Maybe it was the sweet, cooling, juicy taste of the watermelon or perhaps the more technical amino acids, vitamins and hydration boosting properties of this fruit. Either way, following that brief moment of pure bliss my mood perked up immediately and the day didn’t seem so abhorrent after all.
In fact that became one of my favourite happy moments.
Oh for more slices of watermelon.
*On Monday I was in briefly in hospital for a small procedure. The doctor advised not to partake in strenuous activity for at least a week (preferably two) until the swelling has subsided and the stitches have healed up.
“People will forget what you said to them. They will even forget what you did to them. They will never forget how you made them feel.”
Today I was reminded again of how a small act of kindness, choice words of encouragement or even a wave from a distance “Just to say hi”, can brighten up your day.
It is these things people say or do that leave a lasting impression. The moments and words that linger in your memories and pop up in your mind in the most unexpected places and times.
It’s nice to be acknowledged, appreciated, loved, inspired and even simply just remembered.
If you were posed the question, “What’s the one thing that made you happy today?” what would your answer be?
Of course for some the answer does not evoke the same response.
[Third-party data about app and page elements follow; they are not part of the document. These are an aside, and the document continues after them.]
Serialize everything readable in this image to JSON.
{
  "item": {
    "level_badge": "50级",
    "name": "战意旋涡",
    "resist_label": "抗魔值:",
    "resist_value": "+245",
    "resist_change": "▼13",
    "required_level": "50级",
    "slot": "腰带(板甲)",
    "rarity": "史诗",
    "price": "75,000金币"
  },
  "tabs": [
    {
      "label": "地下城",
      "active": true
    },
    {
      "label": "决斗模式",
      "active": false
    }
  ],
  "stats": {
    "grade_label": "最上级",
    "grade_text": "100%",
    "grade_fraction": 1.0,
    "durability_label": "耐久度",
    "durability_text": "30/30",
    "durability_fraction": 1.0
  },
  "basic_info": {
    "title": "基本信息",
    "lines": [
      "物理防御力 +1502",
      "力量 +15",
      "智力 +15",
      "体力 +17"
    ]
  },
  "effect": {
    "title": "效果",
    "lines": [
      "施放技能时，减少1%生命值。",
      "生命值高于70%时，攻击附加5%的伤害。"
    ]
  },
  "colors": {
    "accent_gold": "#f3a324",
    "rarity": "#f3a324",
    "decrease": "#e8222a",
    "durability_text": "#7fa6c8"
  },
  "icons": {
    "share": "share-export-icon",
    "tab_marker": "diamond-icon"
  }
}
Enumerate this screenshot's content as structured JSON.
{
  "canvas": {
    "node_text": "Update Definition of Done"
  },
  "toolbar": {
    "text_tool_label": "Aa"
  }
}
By way of illustration:
American President John Adams wrote in his journal one day: “I went fishing with Charles. It was the worst day of my life.” His son, nine-year-old Charles, wrote in his journal. “I went fishing with dad. It was the happiest day in my life. “
If we dig deep and learn something special about the other person, their needs, expectations, thoughts, ideas, dreams and values, I’m sure you will find something that you can fuel their energy, excitement and hapiness.
So, what’s the one thing that made you happy today?
A couple of years ago, a former colleague once quipped, “The 90′s called, they want their iPod back.” She was of course refering to my 4th generation iPod (photo) which seemed quite archaic by the then nano, classic and touch versions.
Jokes aside, this baby holds 60GB worth of music. That’s over 8,000 songs and surprisingly it is still going strong.
This will come as no surprise then that I have a love for music. I used to immerse myself in the history, detail and quirky factoids of the artists and the meanings behind their songs.
Don’t get me started on music quiz nights. Suffice to say, our team would always remain victorious.
Of course over the years I managed to collect a vast array of CD’s which took up far too much space in the living room.
Thankfully, with the advent of MP3′s and the iPod, this collection has been converted to digital format and stored on the iPod and a number of hard drives.
Pretty much all genres can be found on this music box to suit any particular mood. Except perhaps for Hoomii Mongolian throat singing. I mean have you heard their version of unchained melody? And a better question yet, what kind of mood must you be in to listen to that?
But I digress.
Interestingly and perhaps serendipitously one of my favourite artists José González popped up a few times in my random playlist over the past few days.
I last wrote about the musical genius that is José González back in 2007. His song Heartbeats still rocks.
And if you have been living under a rock, it was first featured in the Sony Bravia Bouncing Balls advert before it was released as a single. Still one of my all time favourite ads.
Today is post 17/100 as part of my #100happydays challenge. Follow my progress on Instagram.